• [YOUR TASK]:
Your answer should consist of every line in the records that holds "title".

---------------

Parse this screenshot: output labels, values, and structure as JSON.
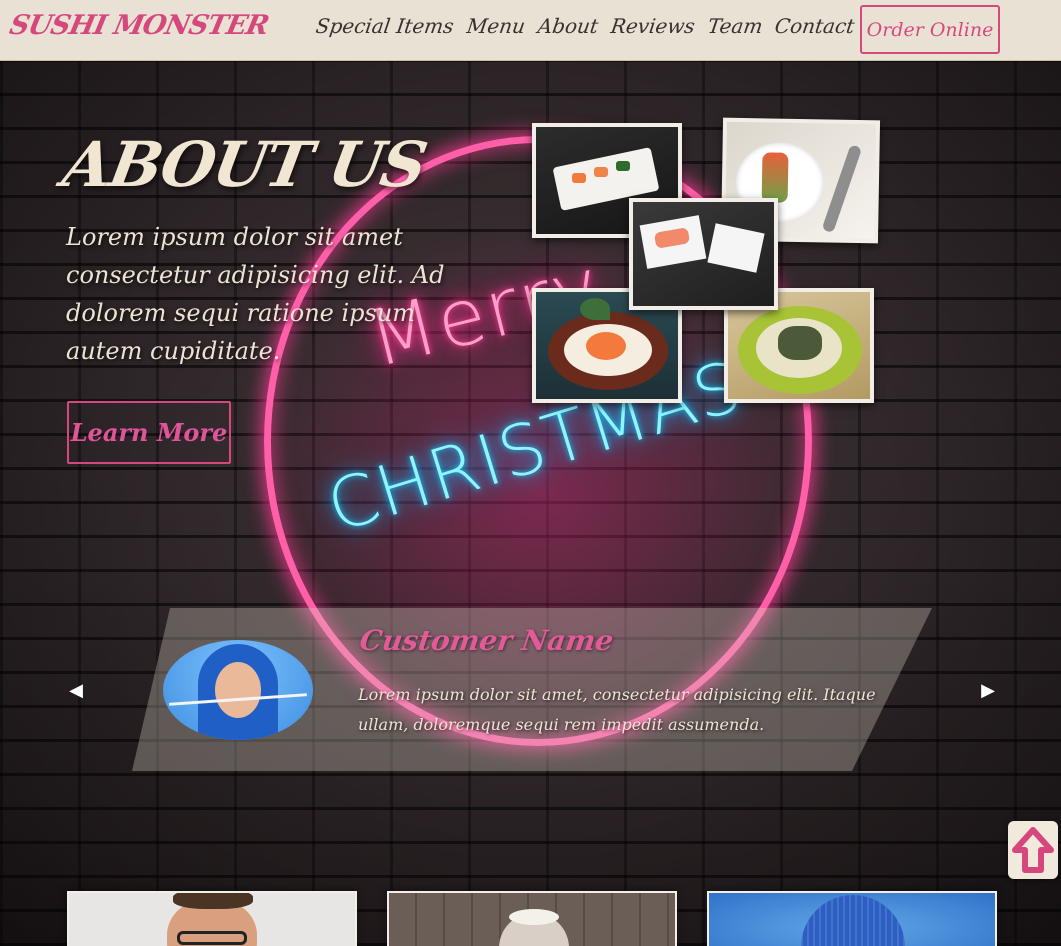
{
  "navbar": {
    "brand": "SUSHI MONSTER",
    "links": [
      "Special Items",
      "Menu",
      "About",
      "Reviews",
      "Team",
      "Contact"
    ],
    "order_button": "Order Online",
    "text_color": "#3a3030",
    "accent_color": "#d6487d",
    "background": "#e9e2d4"
  },
  "hero": {
    "neon_sign": {
      "line1": "Merry",
      "line2": "CHRISTMAS"
    },
    "pink_glow": "#ff3b96",
    "blue_glow": "#10c8ff"
  },
  "about": {
    "title": "ABOUT US",
    "text": "Lorem ipsum dolor sit amet consectetur adipisicing elit. Ad dolorem sequi ratione ipsum autem cupiditate.",
    "button": "Learn More",
    "gallery": [
      {
        "icon": "sushi-plate-photo"
      },
      {
        "icon": "sushi-roll-photo"
      },
      {
        "icon": "sashimi-set-photo"
      },
      {
        "icon": "salmon-bowl-photo"
      },
      {
        "icon": "onigiri-bowl-photo"
      }
    ]
  },
  "testimonial": {
    "name": "Customer Name",
    "quote": "Lorem ipsum dolor sit amet, consectetur adipisicing elit. Itaque ullam, doloremque sequi rem impedit assumenda.",
    "prev_icon": "chevron-left-icon",
    "next_icon": "chevron-right-icon",
    "prev_glyph": "◀",
    "next_glyph": "▶"
  },
  "scroll_top": {
    "icon": "arrow-up-icon",
    "color": "#d6487d"
  },
  "team": [
    {
      "photo": "team-member-glasses-photo"
    },
    {
      "photo": "team-member-bald-photo"
    },
    {
      "photo": "team-member-bluecap-photo"
    }
  ]
}
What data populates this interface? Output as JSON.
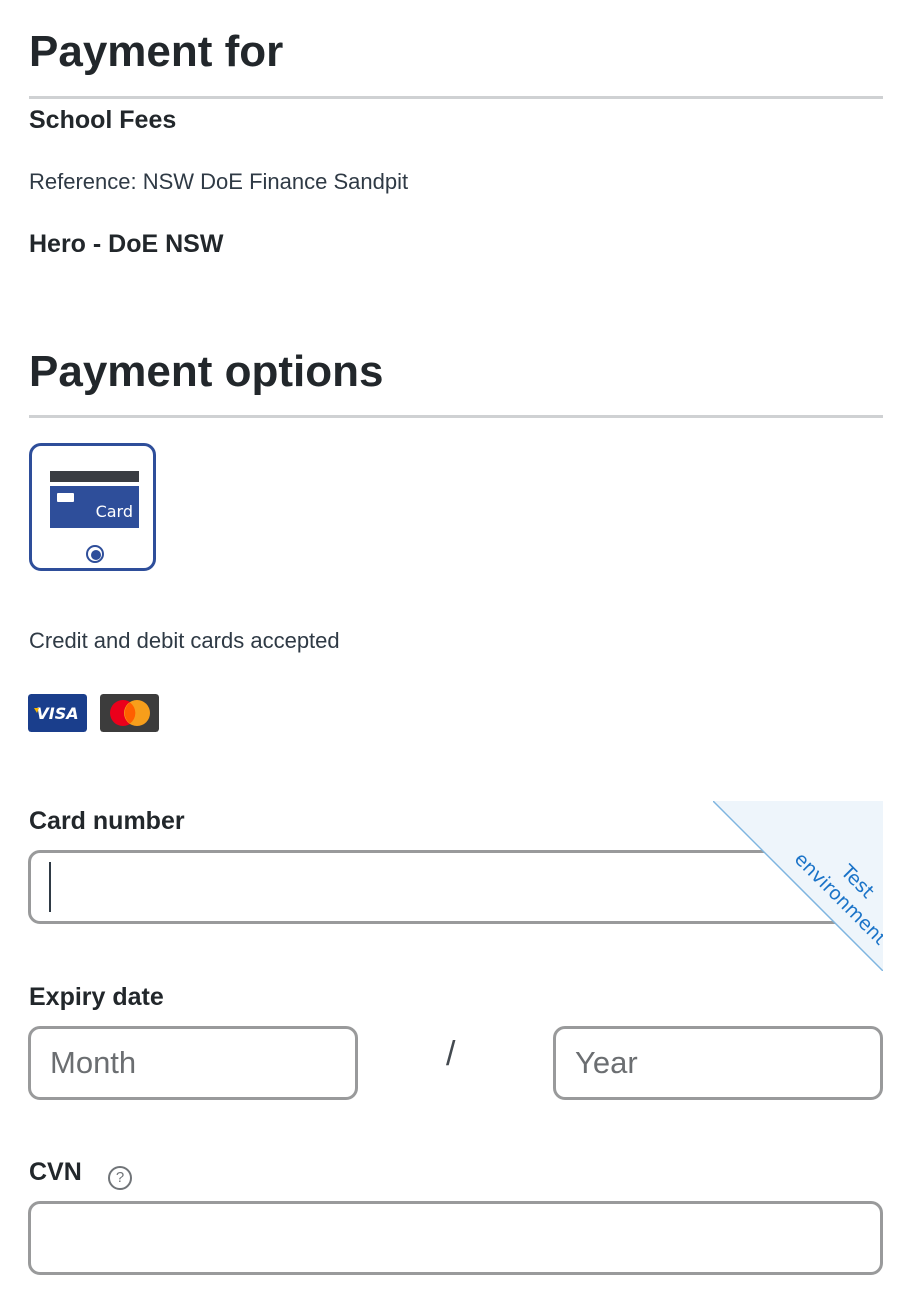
{
  "payment_for": {
    "heading": "Payment for",
    "item": "School Fees",
    "reference": "Reference: NSW DoE Finance Sandpit",
    "merchant": "Hero - DoE NSW"
  },
  "payment_options": {
    "heading": "Payment options",
    "options": [
      {
        "label": "Card",
        "icon": "credit-card-icon",
        "selected": true
      }
    ],
    "accepted_text": "Credit and debit cards accepted",
    "brands": [
      {
        "label": "VISA",
        "icon": "visa-logo",
        "color": "#1a3e8c"
      },
      {
        "label": "",
        "icon": "mastercard-logo",
        "color": "#3c3c3c"
      }
    ]
  },
  "form": {
    "card_number": {
      "label": "Card number",
      "value": "",
      "placeholder": ""
    },
    "expiry": {
      "label": "Expiry date",
      "month_placeholder": "Month",
      "separator": "/",
      "year_placeholder": "Year"
    },
    "cvn": {
      "label": "CVN",
      "help_icon": "question-circle-icon",
      "help_glyph": "?",
      "value": ""
    }
  },
  "ribbon": {
    "line1": "Test",
    "line2": "environment"
  },
  "colors": {
    "primary": "#2e4e9a",
    "ribbon_text": "#1a73c8",
    "ribbon_bg": "#eef5fb",
    "input_border": "#999a9b",
    "divider": "#cfd1d3"
  }
}
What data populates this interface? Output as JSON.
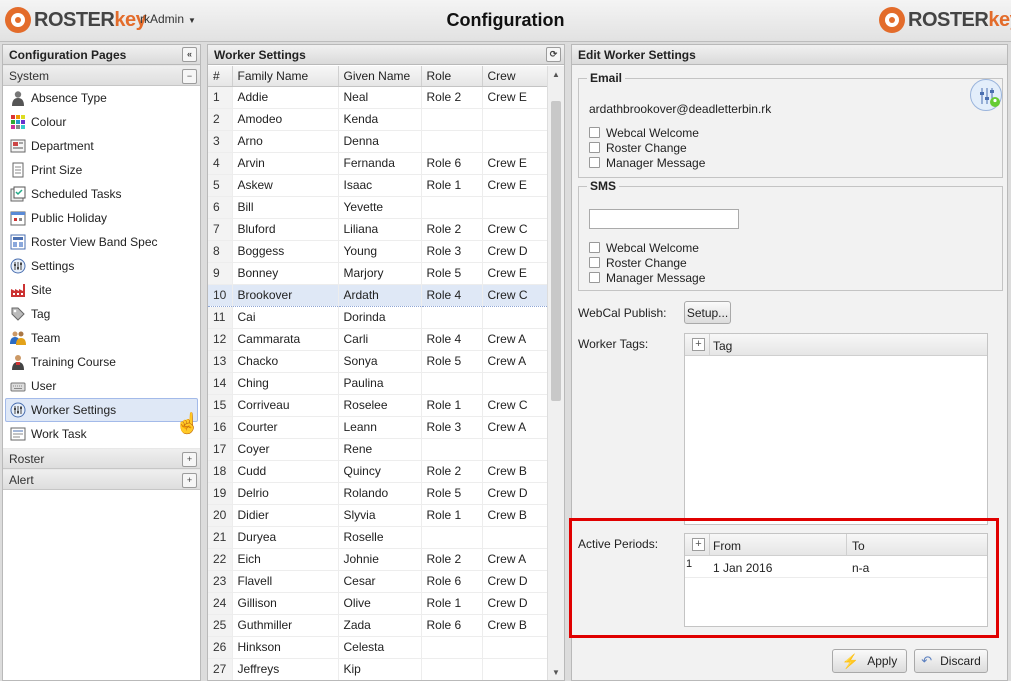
{
  "header": {
    "brand_left_a": "ROSTER",
    "brand_left_b": "key",
    "user": "rkAdmin",
    "title": "Configuration",
    "brand_right_a": "ROSTER",
    "brand_right_b": "key"
  },
  "colors": {
    "accent": "#e36c2b",
    "selection": "#dfe8f6",
    "highlight_box": "#e00000"
  },
  "nav": {
    "title": "Configuration Pages",
    "collapse_icon": "double-chevron-left-icon",
    "system_label": "System",
    "items": [
      {
        "label": "Absence Type",
        "icon": "person-icon"
      },
      {
        "label": "Colour",
        "icon": "color-grid-icon"
      },
      {
        "label": "Department",
        "icon": "department-icon"
      },
      {
        "label": "Print Size",
        "icon": "page-icon"
      },
      {
        "label": "Scheduled Tasks",
        "icon": "tasks-icon"
      },
      {
        "label": "Public Holiday",
        "icon": "calendar-icon"
      },
      {
        "label": "Roster View Band Spec",
        "icon": "band-icon"
      },
      {
        "label": "Settings",
        "icon": "settings-icon"
      },
      {
        "label": "Site",
        "icon": "factory-icon"
      },
      {
        "label": "Tag",
        "icon": "tag-icon"
      },
      {
        "label": "Team",
        "icon": "team-icon"
      },
      {
        "label": "Training Course",
        "icon": "teacher-icon"
      },
      {
        "label": "User",
        "icon": "keyboard-icon"
      },
      {
        "label": "Worker Settings",
        "icon": "worker-settings-icon"
      },
      {
        "label": "Work Task",
        "icon": "worktask-icon"
      }
    ],
    "roster_label": "Roster",
    "alert_label": "Alert"
  },
  "workers": {
    "title": "Worker Settings",
    "columns": [
      "#",
      "Family Name",
      "Given Name",
      "Role",
      "Crew"
    ],
    "rows": [
      [
        "1",
        "Addie",
        "Neal",
        "Role 2",
        "Crew E"
      ],
      [
        "2",
        "Amodeo",
        "Kenda",
        "",
        ""
      ],
      [
        "3",
        "Arno",
        "Denna",
        "",
        ""
      ],
      [
        "4",
        "Arvin",
        "Fernanda",
        "Role 6",
        "Crew E"
      ],
      [
        "5",
        "Askew",
        "Isaac",
        "Role 1",
        "Crew E"
      ],
      [
        "6",
        "Bill",
        "Yevette",
        "",
        ""
      ],
      [
        "7",
        "Bluford",
        "Liliana",
        "Role 2",
        "Crew C"
      ],
      [
        "8",
        "Boggess",
        "Young",
        "Role 3",
        "Crew D"
      ],
      [
        "9",
        "Bonney",
        "Marjory",
        "Role 5",
        "Crew E"
      ],
      [
        "10",
        "Brookover",
        "Ardath",
        "Role 4",
        "Crew C"
      ],
      [
        "11",
        "Cai",
        "Dorinda",
        "",
        ""
      ],
      [
        "12",
        "Cammarata",
        "Carli",
        "Role 4",
        "Crew A"
      ],
      [
        "13",
        "Chacko",
        "Sonya",
        "Role 5",
        "Crew A"
      ],
      [
        "14",
        "Ching",
        "Paulina",
        "",
        ""
      ],
      [
        "15",
        "Corriveau",
        "Roselee",
        "Role 1",
        "Crew C"
      ],
      [
        "16",
        "Courter",
        "Leann",
        "Role 3",
        "Crew A"
      ],
      [
        "17",
        "Coyer",
        "Rene",
        "",
        ""
      ],
      [
        "18",
        "Cudd",
        "Quincy",
        "Role 2",
        "Crew B"
      ],
      [
        "19",
        "Delrio",
        "Rolando",
        "Role 5",
        "Crew D"
      ],
      [
        "20",
        "Didier",
        "Slyvia",
        "Role 1",
        "Crew B"
      ],
      [
        "21",
        "Duryea",
        "Roselle",
        "",
        ""
      ],
      [
        "22",
        "Eich",
        "Johnie",
        "Role 2",
        "Crew A"
      ],
      [
        "23",
        "Flavell",
        "Cesar",
        "Role 6",
        "Crew D"
      ],
      [
        "24",
        "Gillison",
        "Olive",
        "Role 1",
        "Crew D"
      ],
      [
        "25",
        "Guthmiller",
        "Zada",
        "Role 6",
        "Crew B"
      ],
      [
        "26",
        "Hinkson",
        "Celesta",
        "",
        ""
      ],
      [
        "27",
        "Jeffreys",
        "Kip",
        "",
        ""
      ]
    ],
    "selected_row": "10"
  },
  "edit": {
    "title": "Edit Worker Settings",
    "email_legend": "Email",
    "email_value": "ardathbrookover@deadletterbin.rk",
    "email_checks": [
      "Webcal Welcome",
      "Roster Change",
      "Manager Message"
    ],
    "sms_legend": "SMS",
    "sms_value": "",
    "sms_checks": [
      "Webcal Welcome",
      "Roster Change",
      "Manager Message"
    ],
    "webcal_label": "WebCal Publish:",
    "setup_button": "Setup...",
    "tags_label": "Worker Tags:",
    "tags_column": "Tag",
    "periods_label": "Active Periods:",
    "periods_columns": [
      "From",
      "To"
    ],
    "periods_rows": [
      [
        "1",
        "1 Jan 2016",
        "n-a"
      ]
    ],
    "apply_button": "Apply",
    "discard_button": "Discard"
  }
}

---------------

• [REPLY TO THE TASK]:
    "title": "ABOUT US",
    "title": "Configuration",
    "title": "Configuration Pages",
    "title": "Worker Settings",
    "title": "Edit Worker Settings",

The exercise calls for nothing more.